Memories of the 1950s
Adopted Brighton as home
My father, Patrick Desmond (1907-1976), was in the theatre and had adopted Brighton as his home town. He loved the sea and he loved the people. He was a regular visitor/resident from the late 1940s until he died. I visited the town for the first time in 1950 at around the time he and his second wife, actress Stella Linden, were living in an Arundel Terrace basement flat which they shared with a young actor and budding playwright called John Osborne. Stella helped John write his first play to be staged, ‘The Devil Inside Him’, which Stella directed.
A summer season in 1950
My father had taken his touring production of ‘Rain’, a play based on Somerset Maugham’s story about Sadie Thompson, to the Dolphin Theatre in early 1950. Stella played the vamp, Sadie Thompson, and an old actor friend from Brighton, George Dillon, played the Captain. It was a successful week and the managing director of the theatre, J. Baxter Somerville, agreed my father could present a summer season of plays commencing 1st July 1950.
Dolphin Buttery and bar
The Dolphin Theatre had a good summer, with a selection of plays showcasing the talents of popular performers invited down to Brighton for special appearances. My father and Stella moved into a flat in Brunswick Terrace, Hove. I remember visiting them there at what to me at my young age was an opulent abode. After the show, we would meet in the Dolphin Buttery & Bar below the theatre on New Road. I believe the bar was run by Ken Riddington and his wife.
Do you have any memories of the Dolphin to share? If you have please leave a comment below

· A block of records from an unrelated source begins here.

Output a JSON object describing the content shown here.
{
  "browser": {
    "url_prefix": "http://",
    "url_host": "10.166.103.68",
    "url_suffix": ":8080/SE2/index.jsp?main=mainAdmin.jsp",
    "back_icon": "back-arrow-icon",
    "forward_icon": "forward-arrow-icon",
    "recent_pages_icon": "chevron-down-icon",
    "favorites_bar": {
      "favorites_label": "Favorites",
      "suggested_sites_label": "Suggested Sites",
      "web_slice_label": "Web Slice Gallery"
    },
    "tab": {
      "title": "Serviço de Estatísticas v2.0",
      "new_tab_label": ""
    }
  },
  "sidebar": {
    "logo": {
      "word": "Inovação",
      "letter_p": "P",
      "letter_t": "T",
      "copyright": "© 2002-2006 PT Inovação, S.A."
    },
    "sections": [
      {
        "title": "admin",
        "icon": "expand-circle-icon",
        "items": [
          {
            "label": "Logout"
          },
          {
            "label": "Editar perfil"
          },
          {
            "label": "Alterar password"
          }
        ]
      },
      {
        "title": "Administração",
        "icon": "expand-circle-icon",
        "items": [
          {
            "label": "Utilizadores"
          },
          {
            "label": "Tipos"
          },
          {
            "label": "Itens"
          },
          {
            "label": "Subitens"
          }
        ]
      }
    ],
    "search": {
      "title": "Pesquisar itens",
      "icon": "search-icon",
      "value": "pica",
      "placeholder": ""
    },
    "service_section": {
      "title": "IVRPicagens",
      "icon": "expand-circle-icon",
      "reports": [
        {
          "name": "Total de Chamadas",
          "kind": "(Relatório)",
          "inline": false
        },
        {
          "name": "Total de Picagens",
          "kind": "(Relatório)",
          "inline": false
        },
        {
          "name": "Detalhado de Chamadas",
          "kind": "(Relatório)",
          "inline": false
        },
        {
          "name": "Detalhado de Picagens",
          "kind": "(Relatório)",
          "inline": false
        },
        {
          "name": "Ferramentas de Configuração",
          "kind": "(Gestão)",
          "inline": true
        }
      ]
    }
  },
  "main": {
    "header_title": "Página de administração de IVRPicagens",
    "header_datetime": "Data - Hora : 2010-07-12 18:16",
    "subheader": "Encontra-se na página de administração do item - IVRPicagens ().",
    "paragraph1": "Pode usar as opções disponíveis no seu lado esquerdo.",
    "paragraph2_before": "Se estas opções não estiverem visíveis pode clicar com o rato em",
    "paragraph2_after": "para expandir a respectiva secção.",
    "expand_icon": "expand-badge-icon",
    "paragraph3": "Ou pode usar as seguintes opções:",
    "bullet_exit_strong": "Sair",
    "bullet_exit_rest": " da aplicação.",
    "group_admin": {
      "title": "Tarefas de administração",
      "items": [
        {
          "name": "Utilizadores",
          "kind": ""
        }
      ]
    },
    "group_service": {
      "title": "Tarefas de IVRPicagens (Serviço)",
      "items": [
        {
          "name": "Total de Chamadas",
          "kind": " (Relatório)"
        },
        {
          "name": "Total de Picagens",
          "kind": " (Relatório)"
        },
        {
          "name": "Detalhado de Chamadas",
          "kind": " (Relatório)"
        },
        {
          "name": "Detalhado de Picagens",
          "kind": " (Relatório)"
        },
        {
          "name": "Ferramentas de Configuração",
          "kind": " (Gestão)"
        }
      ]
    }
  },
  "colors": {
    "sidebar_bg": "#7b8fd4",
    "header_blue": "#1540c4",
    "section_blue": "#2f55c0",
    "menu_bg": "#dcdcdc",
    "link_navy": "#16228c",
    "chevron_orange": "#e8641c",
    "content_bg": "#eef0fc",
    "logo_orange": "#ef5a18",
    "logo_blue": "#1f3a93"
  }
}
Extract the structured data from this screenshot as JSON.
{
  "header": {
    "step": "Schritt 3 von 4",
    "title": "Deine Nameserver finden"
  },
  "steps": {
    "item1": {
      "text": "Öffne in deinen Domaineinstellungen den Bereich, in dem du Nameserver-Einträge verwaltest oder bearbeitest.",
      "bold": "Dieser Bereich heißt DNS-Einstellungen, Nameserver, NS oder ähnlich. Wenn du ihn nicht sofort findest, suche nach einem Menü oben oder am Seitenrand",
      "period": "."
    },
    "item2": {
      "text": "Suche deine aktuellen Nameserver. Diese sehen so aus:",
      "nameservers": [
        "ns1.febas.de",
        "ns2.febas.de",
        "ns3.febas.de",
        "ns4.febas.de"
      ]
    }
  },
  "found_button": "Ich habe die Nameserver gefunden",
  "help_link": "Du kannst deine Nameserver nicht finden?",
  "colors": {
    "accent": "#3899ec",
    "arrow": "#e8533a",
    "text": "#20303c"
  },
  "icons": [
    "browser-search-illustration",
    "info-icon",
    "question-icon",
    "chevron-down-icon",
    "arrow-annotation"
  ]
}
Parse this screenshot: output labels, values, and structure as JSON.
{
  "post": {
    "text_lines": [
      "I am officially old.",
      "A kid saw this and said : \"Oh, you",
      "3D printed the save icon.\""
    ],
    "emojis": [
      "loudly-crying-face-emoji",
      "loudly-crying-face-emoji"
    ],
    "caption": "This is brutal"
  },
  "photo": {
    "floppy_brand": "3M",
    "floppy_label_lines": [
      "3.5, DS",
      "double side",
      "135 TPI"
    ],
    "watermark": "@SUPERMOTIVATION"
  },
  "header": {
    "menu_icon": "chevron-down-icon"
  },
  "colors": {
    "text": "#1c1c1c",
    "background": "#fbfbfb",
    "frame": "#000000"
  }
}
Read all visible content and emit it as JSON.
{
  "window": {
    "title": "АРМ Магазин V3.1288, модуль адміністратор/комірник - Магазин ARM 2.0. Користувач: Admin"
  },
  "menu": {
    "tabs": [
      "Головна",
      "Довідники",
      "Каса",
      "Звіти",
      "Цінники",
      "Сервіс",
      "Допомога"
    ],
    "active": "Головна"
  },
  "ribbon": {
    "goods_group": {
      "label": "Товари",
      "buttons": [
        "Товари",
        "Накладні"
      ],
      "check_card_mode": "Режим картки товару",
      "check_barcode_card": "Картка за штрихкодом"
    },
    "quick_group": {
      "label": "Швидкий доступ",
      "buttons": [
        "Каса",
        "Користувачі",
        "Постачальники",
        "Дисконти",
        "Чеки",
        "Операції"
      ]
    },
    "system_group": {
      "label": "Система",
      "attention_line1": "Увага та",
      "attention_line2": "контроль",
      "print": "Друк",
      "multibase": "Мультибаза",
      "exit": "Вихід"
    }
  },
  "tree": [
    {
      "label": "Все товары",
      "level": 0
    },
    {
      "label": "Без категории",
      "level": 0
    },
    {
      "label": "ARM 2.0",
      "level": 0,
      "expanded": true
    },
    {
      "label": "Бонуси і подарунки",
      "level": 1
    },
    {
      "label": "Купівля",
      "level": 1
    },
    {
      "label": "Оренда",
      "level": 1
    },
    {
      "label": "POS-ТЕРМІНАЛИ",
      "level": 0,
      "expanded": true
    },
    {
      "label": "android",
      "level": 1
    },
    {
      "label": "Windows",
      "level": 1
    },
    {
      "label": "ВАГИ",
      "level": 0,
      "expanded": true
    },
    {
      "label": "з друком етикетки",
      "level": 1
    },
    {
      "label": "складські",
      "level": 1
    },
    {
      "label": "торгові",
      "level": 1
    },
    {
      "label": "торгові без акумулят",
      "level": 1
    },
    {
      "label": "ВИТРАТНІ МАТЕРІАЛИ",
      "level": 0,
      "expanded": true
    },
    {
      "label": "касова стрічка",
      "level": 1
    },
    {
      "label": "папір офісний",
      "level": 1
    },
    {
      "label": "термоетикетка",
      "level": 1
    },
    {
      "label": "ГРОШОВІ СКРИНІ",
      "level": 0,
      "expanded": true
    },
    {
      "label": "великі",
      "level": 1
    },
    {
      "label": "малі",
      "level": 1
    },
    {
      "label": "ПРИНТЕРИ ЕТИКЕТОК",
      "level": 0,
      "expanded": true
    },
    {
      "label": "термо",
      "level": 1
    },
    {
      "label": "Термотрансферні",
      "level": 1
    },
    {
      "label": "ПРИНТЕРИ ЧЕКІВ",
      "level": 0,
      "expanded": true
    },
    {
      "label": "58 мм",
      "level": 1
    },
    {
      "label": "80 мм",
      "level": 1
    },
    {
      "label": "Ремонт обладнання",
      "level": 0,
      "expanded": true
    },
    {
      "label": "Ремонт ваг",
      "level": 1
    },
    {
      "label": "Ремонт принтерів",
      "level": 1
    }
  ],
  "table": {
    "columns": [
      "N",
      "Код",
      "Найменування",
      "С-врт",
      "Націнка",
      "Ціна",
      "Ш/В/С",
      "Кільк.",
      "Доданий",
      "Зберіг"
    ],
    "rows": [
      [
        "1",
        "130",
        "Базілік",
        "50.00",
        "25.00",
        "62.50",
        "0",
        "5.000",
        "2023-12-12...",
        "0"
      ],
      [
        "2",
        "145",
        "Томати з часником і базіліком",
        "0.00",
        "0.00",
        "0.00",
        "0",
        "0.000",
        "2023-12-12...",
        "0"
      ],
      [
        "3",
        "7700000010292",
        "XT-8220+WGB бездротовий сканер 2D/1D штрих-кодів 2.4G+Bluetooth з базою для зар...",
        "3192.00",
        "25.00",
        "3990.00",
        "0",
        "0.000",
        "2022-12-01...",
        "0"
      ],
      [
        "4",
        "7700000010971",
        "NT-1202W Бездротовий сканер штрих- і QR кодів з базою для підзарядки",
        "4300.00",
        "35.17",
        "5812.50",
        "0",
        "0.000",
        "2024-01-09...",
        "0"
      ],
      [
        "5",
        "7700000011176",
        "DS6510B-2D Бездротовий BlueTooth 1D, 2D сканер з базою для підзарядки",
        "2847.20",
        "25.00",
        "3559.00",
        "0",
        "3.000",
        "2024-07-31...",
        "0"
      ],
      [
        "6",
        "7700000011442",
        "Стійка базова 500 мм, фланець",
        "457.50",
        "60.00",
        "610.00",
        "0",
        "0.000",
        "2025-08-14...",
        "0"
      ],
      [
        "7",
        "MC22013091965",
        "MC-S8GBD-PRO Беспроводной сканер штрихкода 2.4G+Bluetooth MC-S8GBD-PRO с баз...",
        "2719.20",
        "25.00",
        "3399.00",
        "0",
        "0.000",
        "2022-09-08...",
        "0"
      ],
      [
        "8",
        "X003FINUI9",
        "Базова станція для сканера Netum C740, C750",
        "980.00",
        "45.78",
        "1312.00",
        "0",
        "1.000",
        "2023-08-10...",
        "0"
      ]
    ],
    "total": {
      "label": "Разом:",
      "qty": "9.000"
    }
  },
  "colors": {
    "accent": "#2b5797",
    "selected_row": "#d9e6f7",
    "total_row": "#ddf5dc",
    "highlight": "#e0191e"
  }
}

Change of name in 1952
The repertory season was extended, but business deteriorated as the holidaymakers departed and the residents returned. The Dolphin Theatre found it difficult to compete with the Theatre Royal only two doors away. J. Baxter Somerville changed the theatre’s name to Her Majesty’s in 1952 and my father returned the following year to direct a short season of plays with prominent guest artists, but it closed as a live theatre in 1955. It became the Paris Continental Cinema showing foreign films, then closed for good in 1963; the building was demolished in 1967.
A sad end
A sad end to a theatre that had contributed much to the enjoyment of Brighton’s residents over the years. It had started life as a Music Hall and all the variety stars of the late Victorian era appeared on its stage. It had burned down, been re-built as a theatre and had become The Coliseum when J. Baxter Somerville bought it in 1945, changing its name to the Dolphin in 1947.